Johanns, attending the Doha Round negotiations in Zurich with Portman, said he would not comment on Chambliss' letter since he hadn't seen it. The secretary spoke with reporters over a conference call.
In the letter, Chambliss spelled out five principles that he said must guide any WTO agreement that would gain his support pertaining to the so-called “domestic pillar” of the Doha Round agreement.
No net reduction in the farm safety net. “I understand that existing programs will face new limits in a Doha Round agreement, but care should be taken to ensure that resources currently committed to all titles of the farm bill remain available when it is reauthorized in 2007,” he said.
Chambliss called on the president and USDA to protect the current baseline for agriculture spending. “I firmly believe the United States should commit to reduce trade distorting domestic support in exchange for other forms, but it should not reduce overall farm program expenditures in the negotiations. Domestic budget decisions are best determined by the president and elected members of Congress. With ample resources, farmers and ranchers will better manage whatever transition will be necessary resulting from a final agreement.”
— Negotiations should proceed as a single undertaking. The negotiations should not isolate any particular commodity for “early harvests,” and commitments in agriculture must be part of a single undertaking. Efforts to single cotton out for special treatment by other WTO members are misguided and threaten support for the overall Doha Round in Congress, Chambliss noted.
The new blue box should accommodate the U.S. counter-cyclical program. “Negotiators should adhere to the agreement made last summer shifting counter-cyclical payments from the amber box to the blue box,” he said. “Efforts to eliminate the blue box should be opposed. Overall caps are not objectionable, however, product specific caps should not be part of limits placed on either amber or blue box support.” (Amber and blue refer to the categories of different types of farm price supports under discussion in the WTO.)
Reasonable period of implementation. The broad reforms being discussed in the agriculture negotiations will require time to implement, Chambliss noted. “Any significant changes in the structure of U.S. domestic support programs will cause some economic hardship in rural America. The United States can commit to substantial down payments in the first years of an agreement, but Congress must have adequate time extending over a period of time (i.e. minimum 10 years) to implement larger and deeper reforms in domestic support. The agriculture economy should not be subject to rapid shocks as part of the negotiations.”
Greater certainty and predictability regarding WTO litigation. “WTO rules need to provide greater certainty and predictability so that farm programs designed to meet WTO requirements are not subject to arbitrary and capricious rulings in WTO litigation. A final agreement should maximize protection for farmers and ranchers while providing flexibility for new mechanisms to maintain the farm safety net.

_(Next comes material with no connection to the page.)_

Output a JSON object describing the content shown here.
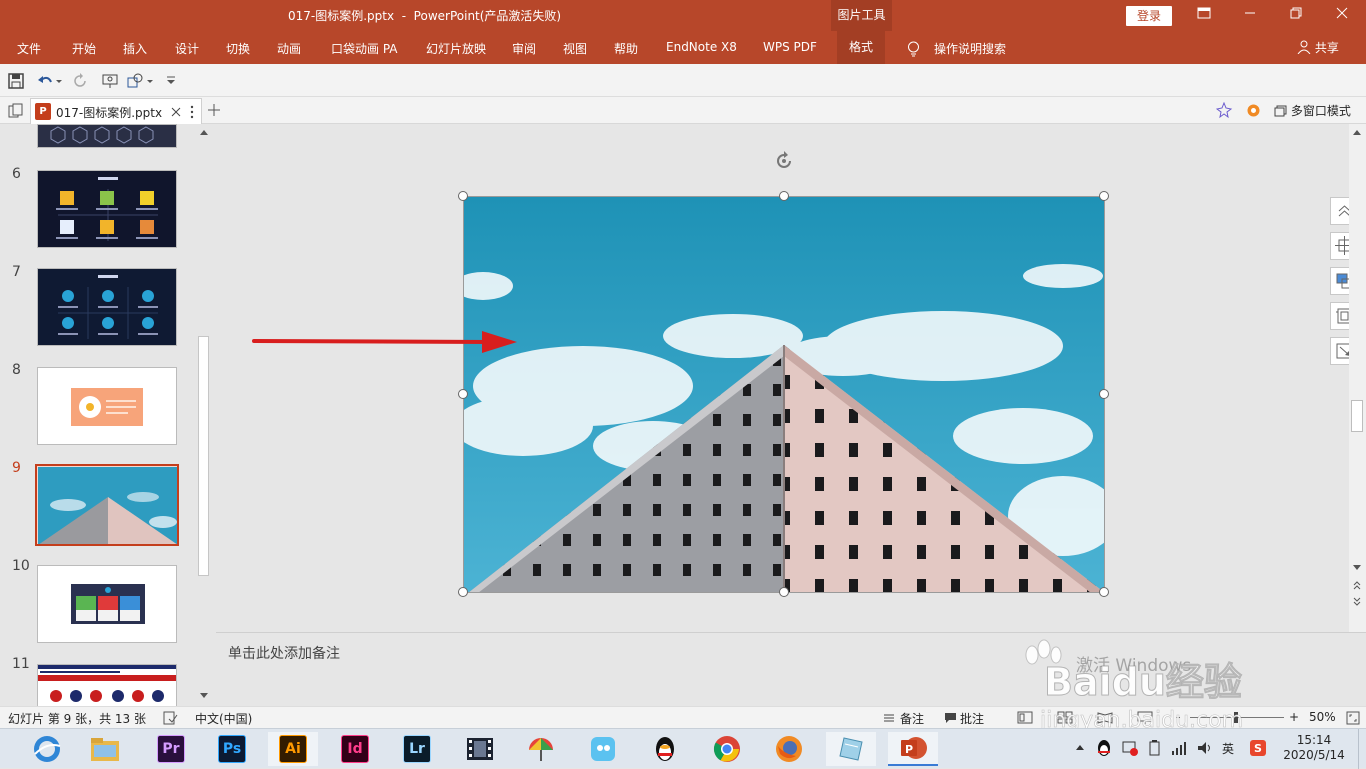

Chambliss said he wants to work with Johanns and Portman to ensure a new WTO agreement will follow those principles.
“However, let me caution you that the negotiations and modalities should not pre-empt the responsibilities and prerogatives of Congress,” he said. “The agriculture negotiations can set the broad parameters of spending limits, but they should not write the next farm bill.

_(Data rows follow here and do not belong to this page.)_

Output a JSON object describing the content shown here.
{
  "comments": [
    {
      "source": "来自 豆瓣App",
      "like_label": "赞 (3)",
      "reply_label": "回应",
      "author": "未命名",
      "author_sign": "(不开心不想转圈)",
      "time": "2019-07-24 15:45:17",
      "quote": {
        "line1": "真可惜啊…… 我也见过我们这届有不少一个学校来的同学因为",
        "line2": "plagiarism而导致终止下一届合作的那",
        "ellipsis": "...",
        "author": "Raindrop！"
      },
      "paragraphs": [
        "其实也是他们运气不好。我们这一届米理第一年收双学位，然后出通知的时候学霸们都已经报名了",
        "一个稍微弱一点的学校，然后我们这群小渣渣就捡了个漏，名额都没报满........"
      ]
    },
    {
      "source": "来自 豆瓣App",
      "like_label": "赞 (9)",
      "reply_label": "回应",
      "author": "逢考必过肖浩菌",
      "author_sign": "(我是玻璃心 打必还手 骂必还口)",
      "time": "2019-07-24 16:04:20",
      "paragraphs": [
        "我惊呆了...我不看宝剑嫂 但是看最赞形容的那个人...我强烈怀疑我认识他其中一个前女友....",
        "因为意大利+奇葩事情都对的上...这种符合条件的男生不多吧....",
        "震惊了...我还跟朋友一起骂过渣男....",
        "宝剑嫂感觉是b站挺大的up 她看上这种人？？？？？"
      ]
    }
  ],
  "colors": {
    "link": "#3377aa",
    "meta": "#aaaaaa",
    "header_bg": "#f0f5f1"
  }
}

“Let me be clear, the Congress will be writing the next farm bill in 2007, and I am deeply concerned the administration is using the current negotiations to reshape farm policy without the full input of Congress and grassroots support. Any substantial structural changes to the farm safety net must account for the varying types of agriculture in the United States.”
The senator said policies best suited for the eastern Com Belt, for example, may not be appropriate for southern agriculture or that found in the western states. “I am looking forward to a successful conclusion to the negotiations, but not at the risk of a bad agreement that lacks the support of farmers and ranchers in the United States.”